New Orleans Saints NFC championship tickets warrant jail pass for Jefferson Parish inmate
Posted on Feb 1, 2010 in Local Issues, Sports
A 24th Judicial District Court magistrate released a Metairie man from jail for two days last month so he could attend the Jan. 24 NFC championship game.
But James Buisson, 31, who was jailed on a probation violation, returned two days late to the Jefferson Parish Correctional Center.
The order from Magistrate Commissioner Carol Kiff freeing Buisson caught correctional officers by surprise, leading them to double check with the magistrate to ensure it was accurate, Sheriff Newell Normand said.
“Release from 1-23-10 at noon until 1-25-10 at noon so he can go to the Saints-Vikings game – He has tickets,” Kiff wrote in the Jan. 19 order.
Normand said he learned of Kiff’s directive when Buisson failed to return to jail on time.
“That’s the first time that I’m aware of that we let somebody out to see a Saints game,” Normand said Monday.
Kiff declined comment Monday. Chief Judge Robert Murphy called the action “inappropriate” because she amended Buisson’s sentence on her own without giving prosecutors a hearing in which to object.
“The district attorney had no opportunity to do that, and the commissioner was in error,” Murphy said.
Buisson remains in jail, said Normand, who on Thursday notified 24th Judicial Distrct Judge John Molaison of Kiff’s decision. Molaison, the deputy chief judge who oversees commissioner’s court, said he will present the matter to a court committee.
Kiff is appointed by the judges to oversee some preliminary criminal matters, including signing warrants and determining whether police have enough evidence to keep people in jail.
Bussion’s attorney, Gerry Archer, said Monday he left court Jan. 19 after Buisson admitted to the probation violation and was taken into custody. He said he was unaware Kiff released his client until a court clerk notified him the day after the game that Buisson hadn’t returned to jail.
“As an officer of the court, … I told him to report immediately,” Archer said. “He turned himself in the following day.”

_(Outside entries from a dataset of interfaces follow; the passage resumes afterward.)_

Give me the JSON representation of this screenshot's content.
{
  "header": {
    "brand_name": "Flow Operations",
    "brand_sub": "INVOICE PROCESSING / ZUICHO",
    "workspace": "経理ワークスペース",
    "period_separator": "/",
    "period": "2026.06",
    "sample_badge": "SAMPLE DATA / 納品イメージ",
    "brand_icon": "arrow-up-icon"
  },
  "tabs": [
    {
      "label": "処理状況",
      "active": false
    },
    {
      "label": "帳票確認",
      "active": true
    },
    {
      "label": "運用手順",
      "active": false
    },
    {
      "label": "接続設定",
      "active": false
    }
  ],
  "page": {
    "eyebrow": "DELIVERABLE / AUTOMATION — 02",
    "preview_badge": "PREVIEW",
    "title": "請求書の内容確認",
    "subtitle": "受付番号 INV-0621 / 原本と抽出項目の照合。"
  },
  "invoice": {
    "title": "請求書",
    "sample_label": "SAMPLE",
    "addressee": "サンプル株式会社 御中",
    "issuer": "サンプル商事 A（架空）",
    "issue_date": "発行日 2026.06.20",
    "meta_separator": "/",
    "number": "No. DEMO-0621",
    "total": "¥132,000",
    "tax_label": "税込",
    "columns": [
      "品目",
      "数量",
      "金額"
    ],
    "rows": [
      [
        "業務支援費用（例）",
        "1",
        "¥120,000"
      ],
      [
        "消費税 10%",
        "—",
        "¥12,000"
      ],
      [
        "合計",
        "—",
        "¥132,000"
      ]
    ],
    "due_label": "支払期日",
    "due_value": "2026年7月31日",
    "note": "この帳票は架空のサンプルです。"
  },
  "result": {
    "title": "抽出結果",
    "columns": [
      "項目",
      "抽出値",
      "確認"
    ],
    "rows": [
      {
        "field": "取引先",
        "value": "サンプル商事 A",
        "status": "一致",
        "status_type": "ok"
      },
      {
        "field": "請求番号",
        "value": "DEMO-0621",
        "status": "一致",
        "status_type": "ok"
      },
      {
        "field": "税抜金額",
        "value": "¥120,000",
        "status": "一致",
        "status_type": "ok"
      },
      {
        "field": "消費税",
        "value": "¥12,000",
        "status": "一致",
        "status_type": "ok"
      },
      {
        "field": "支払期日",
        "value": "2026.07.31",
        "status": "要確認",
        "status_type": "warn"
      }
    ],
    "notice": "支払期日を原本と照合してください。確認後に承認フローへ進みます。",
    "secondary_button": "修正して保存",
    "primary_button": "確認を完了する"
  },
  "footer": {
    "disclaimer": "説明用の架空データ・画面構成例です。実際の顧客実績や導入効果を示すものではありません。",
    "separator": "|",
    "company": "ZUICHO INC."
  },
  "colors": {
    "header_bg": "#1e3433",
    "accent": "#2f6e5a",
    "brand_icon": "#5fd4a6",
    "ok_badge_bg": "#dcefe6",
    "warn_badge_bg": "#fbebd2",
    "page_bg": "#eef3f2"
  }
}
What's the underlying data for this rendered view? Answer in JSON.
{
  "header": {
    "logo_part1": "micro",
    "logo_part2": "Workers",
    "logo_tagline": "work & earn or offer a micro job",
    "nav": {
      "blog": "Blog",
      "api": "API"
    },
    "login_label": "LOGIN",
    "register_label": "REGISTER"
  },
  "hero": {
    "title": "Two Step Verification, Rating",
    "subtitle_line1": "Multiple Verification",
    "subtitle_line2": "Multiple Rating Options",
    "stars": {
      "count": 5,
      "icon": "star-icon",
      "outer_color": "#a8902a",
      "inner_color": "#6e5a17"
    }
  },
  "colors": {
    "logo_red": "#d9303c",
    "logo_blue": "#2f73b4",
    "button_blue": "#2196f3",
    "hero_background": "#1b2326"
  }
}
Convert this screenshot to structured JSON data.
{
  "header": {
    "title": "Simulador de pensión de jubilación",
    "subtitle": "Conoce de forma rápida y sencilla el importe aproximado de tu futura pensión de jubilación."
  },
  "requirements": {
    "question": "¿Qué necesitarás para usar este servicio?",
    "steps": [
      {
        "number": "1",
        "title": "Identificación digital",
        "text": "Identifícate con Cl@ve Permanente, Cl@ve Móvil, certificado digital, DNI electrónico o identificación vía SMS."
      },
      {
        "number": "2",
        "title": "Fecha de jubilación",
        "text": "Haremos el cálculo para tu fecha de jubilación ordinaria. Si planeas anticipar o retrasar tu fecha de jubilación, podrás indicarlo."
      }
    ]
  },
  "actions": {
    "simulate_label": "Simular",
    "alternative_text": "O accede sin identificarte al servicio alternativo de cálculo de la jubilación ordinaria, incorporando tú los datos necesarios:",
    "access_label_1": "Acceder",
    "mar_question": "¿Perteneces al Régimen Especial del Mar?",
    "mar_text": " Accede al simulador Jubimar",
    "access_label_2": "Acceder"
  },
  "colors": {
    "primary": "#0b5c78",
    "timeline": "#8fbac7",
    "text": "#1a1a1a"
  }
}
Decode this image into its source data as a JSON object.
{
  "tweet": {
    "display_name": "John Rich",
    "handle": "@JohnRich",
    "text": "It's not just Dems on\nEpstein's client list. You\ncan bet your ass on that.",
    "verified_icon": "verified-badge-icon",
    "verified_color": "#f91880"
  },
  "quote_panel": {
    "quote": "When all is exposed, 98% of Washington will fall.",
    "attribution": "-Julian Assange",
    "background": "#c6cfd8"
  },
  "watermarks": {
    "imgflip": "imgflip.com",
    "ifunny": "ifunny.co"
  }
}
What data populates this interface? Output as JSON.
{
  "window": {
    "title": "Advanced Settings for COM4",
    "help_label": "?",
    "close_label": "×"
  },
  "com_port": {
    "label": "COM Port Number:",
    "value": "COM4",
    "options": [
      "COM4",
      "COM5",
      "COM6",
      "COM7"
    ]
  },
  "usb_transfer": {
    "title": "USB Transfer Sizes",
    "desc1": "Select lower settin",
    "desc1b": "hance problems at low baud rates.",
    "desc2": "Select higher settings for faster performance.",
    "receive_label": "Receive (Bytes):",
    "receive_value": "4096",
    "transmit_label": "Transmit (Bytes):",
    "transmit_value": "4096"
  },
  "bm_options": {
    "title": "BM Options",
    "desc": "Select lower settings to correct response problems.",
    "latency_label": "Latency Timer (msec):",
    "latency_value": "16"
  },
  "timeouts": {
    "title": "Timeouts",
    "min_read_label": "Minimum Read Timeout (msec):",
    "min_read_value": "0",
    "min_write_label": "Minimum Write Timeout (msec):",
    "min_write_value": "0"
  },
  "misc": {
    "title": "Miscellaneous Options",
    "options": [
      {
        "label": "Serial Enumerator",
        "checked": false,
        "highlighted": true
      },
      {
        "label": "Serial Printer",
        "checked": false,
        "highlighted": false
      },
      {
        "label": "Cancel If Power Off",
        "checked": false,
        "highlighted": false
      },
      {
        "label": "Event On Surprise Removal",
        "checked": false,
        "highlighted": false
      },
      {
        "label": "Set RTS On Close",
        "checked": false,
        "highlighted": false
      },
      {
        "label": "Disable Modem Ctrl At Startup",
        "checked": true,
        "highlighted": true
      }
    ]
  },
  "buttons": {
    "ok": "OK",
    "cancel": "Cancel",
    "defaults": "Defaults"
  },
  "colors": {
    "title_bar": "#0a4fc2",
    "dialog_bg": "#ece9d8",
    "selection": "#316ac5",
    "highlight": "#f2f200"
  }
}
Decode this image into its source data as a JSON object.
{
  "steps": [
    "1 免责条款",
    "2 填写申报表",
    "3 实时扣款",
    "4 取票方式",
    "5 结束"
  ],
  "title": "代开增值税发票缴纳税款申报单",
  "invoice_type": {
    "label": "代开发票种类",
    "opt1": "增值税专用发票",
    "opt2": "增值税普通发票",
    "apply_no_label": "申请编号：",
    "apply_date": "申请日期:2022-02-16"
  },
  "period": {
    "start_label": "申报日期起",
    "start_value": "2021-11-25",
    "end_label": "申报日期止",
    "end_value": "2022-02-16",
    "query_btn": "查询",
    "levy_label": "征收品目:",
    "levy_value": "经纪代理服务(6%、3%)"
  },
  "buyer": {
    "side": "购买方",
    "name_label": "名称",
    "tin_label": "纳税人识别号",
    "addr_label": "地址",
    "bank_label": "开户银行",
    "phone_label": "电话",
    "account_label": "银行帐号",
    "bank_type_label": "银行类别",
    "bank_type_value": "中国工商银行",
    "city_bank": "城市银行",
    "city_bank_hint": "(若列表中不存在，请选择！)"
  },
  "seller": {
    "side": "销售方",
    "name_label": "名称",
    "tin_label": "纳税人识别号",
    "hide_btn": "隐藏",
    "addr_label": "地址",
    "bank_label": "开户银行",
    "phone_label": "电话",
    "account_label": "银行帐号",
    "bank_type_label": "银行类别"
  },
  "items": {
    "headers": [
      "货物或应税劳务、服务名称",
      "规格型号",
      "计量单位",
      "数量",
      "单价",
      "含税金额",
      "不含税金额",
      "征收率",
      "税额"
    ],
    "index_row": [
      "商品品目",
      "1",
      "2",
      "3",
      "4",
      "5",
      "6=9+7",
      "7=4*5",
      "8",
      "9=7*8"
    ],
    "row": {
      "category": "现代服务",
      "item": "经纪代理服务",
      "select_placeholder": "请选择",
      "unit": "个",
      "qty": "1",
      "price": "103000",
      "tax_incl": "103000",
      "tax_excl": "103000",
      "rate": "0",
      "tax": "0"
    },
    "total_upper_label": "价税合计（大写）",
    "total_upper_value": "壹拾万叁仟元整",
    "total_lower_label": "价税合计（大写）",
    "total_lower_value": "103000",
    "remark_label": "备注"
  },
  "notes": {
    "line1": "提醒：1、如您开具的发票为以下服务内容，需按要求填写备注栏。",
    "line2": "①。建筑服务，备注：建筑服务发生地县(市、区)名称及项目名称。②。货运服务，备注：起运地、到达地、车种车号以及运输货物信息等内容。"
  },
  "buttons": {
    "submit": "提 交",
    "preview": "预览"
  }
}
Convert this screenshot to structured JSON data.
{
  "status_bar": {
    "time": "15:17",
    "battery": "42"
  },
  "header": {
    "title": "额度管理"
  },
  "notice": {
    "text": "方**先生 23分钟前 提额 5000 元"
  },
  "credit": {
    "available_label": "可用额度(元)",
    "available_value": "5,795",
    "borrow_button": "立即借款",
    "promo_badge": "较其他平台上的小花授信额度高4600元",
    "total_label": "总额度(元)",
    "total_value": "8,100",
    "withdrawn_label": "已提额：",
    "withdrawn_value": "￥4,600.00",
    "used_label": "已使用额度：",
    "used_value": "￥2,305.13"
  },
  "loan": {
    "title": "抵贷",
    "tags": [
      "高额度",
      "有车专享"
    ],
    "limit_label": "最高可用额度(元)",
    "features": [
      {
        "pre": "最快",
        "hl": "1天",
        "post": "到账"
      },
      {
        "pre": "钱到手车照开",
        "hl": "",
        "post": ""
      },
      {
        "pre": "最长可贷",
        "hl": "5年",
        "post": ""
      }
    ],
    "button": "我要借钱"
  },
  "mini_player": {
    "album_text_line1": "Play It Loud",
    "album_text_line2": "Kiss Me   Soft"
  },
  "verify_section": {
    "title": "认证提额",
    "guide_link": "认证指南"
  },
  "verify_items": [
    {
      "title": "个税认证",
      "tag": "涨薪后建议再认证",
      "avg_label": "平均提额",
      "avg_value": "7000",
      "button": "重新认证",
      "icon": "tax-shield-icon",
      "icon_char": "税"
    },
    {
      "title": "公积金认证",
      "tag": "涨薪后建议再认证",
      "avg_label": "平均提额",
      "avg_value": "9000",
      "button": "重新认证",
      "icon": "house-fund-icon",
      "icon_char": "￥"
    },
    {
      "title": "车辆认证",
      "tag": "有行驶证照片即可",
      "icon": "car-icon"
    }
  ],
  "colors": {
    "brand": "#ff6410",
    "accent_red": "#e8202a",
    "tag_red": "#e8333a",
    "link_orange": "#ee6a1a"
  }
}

He said he didn’t ask Buisson if he attended the Saints game. Buisson could have asked to delay the hearing until after the game but did not, Archer added.
“She probably gave him credit for taking responsibility for his actions,” Archer said of Buisson acknowledging the probation violation.
The matter stems from Buisson’s Feb. 15, 2009, arrest, when deputies saw him discard “a clear plastic baggie” of marijuana onto the jail floor during booking, according to a probable cause affidavit. The affidavit does not specify why Buisson was arrested in the first place.
Buisson pleaded guilty April 15 to misdemeanor possession of marijuana. Kiff, who presided over the case after former Judge Joan Benge transferred it to commissioner’s court, sentenced Bussion to three months in jail. But Kiff suspended the sentence and gave him a year of probation, records show.
In July, Buisson tested positive for marijuana and was $841 in arrears in paying his probation fees and court costs, according to the Jefferson Parish district attorney’s office. On Jan. 19, Kiff reinstated the original 3-month jail sentence, but she added the caveat that he be allowed to attend the Saints game.
“I can’t believe this,” Beverly Siemssen, president of Victims and Citizens Against Crime, said Monday of Buisson’s release. “I mean, how is this going to teach him a lesson?”
She likened Kiff’s decision to former Judge Martha Sassone allowing rapper Corey “C-Murder” Miller to leave the state to promote a book and meet with a record executive while he was awaiting trials for murder in Jefferson Parish and attempted murder in Baton Rouge. Miller later pleaded guilty in Baton Rouge and was convicted in Jefferson Parish.
Siemssen said she could understand an inmate being temporarily released if there was a death in the family or to see a terminally ill family member one last time, especially if the inmate is a first-time offender. “That would be the only reason,” she said
But never to attend a Saints game, she said.
“He does the crime, he does the time, whether he has tickets or not,” Siemssen said. “That’s no reason to let him go.”
Buisson plead guilty to six counts of simple burglary 2002 and was sentenced to three years in prison, in a series of automobile break-ins. In 2007, he pleaded guilty a misdemeanor charge of battery on a Harahan police officer, for which he was sentenced to six months in parish jail.
Buisson also has arrests for narcotics-related charges in New Orleans. Records show he was never prosecuted.
Paul Purpura can be reached at firstname.lastname@example.org or 504.826.3791.